Geoffrey Payne outlines five fundamental propositions that are key to his understanding of tenure issues and policy options.
1) That access to affordable land with adequate security of tenure and associated rights is a pre-condition for realising the goal of adequate housing and poverty reduction;
2) the failure in rapidly expanding urban areas to provide planned land on terms and in locations needed by different population groups has forced many millions of people into insecure land and housing, often without basic services;
3) that mainstream policies, such as land titling, are less effective in addressing these issues in urban than in rural areas;
4) a wide range of incremental, short, medium and longer terms options have succeeded in improving tenure security and living conditions, and;
5) such pragmatic approaches enable governments and development agencies to evolve more formal tenure regimes applicable to widely different legal, cultural and institutional contexts.
Authors and Publishers

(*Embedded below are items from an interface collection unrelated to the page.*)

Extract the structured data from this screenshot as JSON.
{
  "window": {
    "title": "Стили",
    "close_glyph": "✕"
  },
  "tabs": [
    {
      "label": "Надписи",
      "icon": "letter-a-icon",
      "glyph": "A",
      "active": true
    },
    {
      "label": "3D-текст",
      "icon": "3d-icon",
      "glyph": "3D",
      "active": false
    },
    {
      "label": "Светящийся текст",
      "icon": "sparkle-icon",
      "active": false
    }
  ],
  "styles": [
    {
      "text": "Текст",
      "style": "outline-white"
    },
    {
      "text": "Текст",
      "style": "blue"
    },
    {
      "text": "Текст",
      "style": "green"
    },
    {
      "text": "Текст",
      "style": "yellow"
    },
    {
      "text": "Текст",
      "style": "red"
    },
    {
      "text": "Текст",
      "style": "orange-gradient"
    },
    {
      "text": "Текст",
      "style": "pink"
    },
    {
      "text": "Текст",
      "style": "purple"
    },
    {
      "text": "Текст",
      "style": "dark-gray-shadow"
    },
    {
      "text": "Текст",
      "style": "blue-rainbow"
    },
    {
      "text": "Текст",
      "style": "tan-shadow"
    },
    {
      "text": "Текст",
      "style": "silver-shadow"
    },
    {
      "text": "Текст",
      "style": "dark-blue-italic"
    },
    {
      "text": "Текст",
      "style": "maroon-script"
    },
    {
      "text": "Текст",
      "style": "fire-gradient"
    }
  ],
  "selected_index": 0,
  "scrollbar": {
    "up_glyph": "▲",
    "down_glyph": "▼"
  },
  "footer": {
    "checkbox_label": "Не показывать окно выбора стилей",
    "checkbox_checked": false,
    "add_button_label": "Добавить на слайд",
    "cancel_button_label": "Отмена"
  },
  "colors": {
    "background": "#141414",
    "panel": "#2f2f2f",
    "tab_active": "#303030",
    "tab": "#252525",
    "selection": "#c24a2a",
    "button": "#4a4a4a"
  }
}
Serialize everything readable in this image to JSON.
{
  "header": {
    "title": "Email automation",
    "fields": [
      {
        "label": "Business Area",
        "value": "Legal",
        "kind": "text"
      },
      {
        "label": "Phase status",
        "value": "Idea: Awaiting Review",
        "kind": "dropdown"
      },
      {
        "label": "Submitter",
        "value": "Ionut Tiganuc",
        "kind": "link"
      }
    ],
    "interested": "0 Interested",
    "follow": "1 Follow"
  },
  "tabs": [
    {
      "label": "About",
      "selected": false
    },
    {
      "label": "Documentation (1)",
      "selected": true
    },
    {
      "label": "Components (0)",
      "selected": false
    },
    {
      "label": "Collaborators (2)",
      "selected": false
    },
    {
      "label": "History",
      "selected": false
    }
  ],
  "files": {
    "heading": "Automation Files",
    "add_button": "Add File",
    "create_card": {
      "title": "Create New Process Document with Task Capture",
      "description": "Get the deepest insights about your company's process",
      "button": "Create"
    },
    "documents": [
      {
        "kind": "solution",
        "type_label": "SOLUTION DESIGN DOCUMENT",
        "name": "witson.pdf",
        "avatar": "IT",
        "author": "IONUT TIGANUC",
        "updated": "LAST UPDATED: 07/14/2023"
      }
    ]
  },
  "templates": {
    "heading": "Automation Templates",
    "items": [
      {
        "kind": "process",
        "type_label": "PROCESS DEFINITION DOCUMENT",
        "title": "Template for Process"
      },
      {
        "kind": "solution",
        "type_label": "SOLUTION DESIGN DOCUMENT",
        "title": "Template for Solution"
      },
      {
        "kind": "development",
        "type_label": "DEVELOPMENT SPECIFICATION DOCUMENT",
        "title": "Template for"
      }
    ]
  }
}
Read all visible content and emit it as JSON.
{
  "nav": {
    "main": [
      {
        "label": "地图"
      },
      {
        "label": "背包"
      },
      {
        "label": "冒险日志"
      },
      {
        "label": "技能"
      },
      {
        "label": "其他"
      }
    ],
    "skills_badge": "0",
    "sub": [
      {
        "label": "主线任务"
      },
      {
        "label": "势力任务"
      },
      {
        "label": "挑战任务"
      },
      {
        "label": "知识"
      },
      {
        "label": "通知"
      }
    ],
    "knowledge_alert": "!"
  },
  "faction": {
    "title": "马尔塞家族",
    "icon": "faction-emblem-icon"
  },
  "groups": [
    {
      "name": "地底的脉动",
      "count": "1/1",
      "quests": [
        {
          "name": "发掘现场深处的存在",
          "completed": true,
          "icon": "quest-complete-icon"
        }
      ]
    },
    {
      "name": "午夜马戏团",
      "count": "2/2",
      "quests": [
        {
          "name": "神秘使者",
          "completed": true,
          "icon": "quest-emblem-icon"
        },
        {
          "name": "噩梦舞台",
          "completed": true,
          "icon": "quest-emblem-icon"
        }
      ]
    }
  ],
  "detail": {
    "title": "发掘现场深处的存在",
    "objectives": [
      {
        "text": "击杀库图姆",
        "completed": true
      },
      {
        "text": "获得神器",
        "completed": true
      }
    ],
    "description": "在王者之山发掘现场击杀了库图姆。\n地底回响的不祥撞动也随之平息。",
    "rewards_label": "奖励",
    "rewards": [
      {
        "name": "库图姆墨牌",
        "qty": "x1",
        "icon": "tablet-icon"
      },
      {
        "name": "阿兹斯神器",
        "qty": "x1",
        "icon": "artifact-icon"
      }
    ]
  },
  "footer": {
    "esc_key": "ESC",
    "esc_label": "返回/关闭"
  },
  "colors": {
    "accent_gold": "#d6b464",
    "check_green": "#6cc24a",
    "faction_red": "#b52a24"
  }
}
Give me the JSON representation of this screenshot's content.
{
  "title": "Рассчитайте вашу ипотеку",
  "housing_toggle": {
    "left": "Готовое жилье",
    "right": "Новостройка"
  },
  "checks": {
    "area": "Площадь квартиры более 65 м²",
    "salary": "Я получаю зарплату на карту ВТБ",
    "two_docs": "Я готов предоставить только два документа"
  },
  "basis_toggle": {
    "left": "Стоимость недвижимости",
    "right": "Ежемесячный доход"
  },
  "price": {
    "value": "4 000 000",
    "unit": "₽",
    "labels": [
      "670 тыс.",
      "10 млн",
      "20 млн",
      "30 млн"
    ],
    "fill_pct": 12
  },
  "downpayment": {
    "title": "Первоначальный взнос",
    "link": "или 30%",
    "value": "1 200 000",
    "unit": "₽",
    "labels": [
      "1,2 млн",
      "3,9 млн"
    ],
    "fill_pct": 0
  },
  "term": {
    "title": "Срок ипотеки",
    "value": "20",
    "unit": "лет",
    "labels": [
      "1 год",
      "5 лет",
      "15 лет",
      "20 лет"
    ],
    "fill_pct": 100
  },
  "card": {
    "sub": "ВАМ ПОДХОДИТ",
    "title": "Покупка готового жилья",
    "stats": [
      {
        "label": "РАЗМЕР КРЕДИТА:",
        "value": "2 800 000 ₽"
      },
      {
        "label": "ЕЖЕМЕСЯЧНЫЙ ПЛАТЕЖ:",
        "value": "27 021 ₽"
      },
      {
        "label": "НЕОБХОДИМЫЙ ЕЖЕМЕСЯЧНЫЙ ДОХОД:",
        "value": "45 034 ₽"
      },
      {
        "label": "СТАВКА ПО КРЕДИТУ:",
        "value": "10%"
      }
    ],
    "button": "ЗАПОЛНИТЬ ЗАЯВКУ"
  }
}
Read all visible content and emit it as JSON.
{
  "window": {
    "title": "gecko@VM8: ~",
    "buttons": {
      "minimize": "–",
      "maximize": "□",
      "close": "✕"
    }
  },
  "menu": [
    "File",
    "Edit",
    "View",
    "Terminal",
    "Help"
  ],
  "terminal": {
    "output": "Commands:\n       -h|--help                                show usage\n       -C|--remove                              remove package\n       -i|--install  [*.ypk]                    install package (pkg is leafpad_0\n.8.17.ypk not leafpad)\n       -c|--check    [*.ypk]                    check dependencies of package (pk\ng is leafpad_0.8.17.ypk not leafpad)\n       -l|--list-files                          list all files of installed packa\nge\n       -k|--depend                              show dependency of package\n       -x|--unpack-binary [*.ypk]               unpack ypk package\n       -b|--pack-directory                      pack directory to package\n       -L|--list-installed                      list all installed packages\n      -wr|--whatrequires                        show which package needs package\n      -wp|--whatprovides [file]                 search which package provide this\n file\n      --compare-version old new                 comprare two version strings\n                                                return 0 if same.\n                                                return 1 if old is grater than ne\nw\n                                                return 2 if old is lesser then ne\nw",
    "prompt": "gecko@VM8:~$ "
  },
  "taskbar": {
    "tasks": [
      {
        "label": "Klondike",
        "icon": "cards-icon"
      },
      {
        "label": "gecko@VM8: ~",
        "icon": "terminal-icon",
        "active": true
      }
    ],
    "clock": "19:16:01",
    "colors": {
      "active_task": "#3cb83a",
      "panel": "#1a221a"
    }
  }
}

UN-Habitat is the United Nations programme working towards a better urban future.
The Global Land Tool Network (GLTN) is an alliance of global regional and national partners contributing to poverty alleviation through land reform, improved land management and security of tenure particularly through the development and dissemination of pro-poor and gender-sensitive land tools.